──────── RECORD EXCERPTS ────────

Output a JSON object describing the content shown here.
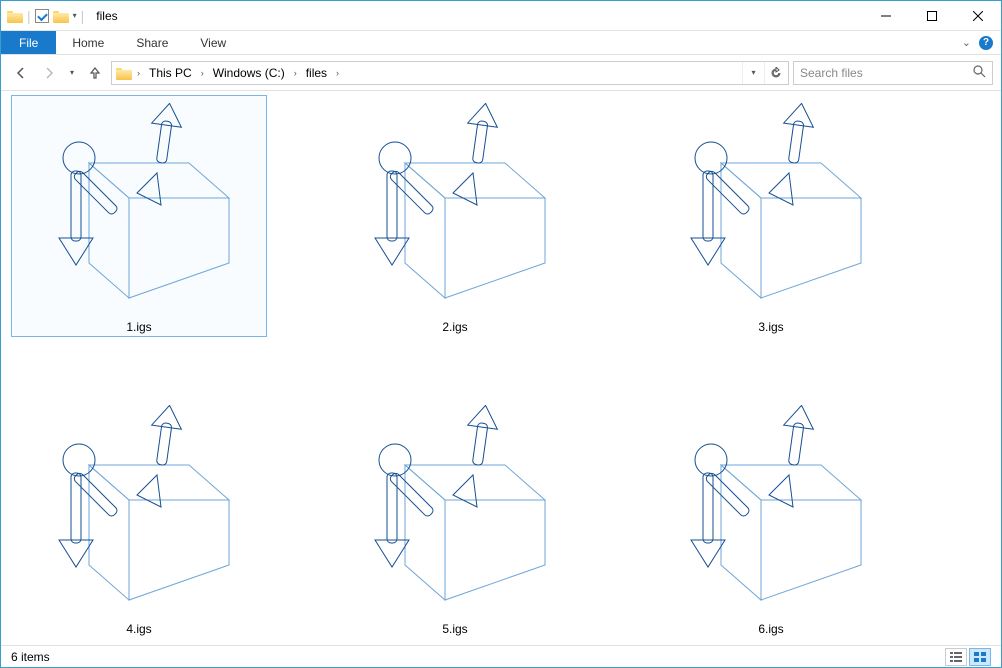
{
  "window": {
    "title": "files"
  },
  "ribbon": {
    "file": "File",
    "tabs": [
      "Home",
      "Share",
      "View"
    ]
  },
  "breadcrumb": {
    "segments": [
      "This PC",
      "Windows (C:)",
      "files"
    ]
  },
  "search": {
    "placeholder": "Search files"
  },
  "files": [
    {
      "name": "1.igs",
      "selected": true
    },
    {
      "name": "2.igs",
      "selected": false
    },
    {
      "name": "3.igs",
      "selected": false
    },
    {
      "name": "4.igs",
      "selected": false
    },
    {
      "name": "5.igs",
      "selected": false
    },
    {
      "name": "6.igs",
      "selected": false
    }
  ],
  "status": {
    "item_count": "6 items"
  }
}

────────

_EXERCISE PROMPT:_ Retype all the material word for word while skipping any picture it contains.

_RESPONSE TO THIS EXERCISE:_
Output a JSON object describing the content shown here.
{
  "window": {
    "title": "files"
  },
  "ribbon": {
    "file": "File",
    "tabs": [
      "Home",
      "Share",
      "View"
    ]
  },
  "breadcrumb": {
    "segments": [
      "This PC",
      "Windows (C:)",
      "files"
    ]
  },
  "search": {
    "placeholder": "Search files"
  },
  "files": [
    {
      "name": "1.igs",
      "selected": true
    },
    {
      "name": "2.igs",
      "selected": false
    },
    {
      "name": "3.igs",
      "selected": false
    },
    {
      "name": "4.igs",
      "selected": false
    },
    {
      "name": "5.igs",
      "selected": false
    },
    {
      "name": "6.igs",
      "selected": false
    }
  ],
  "status": {
    "item_count": "6 items"
  }
}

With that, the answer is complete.